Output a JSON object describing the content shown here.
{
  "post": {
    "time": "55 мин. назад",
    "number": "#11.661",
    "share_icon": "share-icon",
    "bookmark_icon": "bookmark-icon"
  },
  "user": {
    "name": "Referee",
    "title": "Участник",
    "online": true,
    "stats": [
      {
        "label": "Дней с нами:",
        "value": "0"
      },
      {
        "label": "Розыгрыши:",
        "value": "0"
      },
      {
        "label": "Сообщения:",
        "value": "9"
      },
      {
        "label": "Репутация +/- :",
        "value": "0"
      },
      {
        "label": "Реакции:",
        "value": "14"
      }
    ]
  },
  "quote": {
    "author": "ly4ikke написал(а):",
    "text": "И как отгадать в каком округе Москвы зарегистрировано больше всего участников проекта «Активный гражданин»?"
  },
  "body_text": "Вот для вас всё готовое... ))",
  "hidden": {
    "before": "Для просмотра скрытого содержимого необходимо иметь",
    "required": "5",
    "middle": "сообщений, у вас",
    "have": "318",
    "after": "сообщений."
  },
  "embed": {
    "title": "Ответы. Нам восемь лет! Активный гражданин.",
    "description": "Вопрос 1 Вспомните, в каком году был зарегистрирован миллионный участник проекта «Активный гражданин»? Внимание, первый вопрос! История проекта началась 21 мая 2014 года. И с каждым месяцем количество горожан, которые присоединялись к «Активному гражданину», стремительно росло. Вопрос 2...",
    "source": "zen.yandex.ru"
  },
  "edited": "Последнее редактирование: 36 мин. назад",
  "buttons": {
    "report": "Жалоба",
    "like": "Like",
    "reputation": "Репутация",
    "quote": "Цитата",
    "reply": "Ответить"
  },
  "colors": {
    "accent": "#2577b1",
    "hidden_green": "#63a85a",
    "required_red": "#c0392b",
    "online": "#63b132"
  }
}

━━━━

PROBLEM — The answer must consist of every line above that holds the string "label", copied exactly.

EXERCISE SOLUTION —
        "label": "Дней с нами:",
        "label": "Розыгрыши:",
        "label": "Сообщения:",
        "label": "Репутация +/- :",
        "label": "Реакции:",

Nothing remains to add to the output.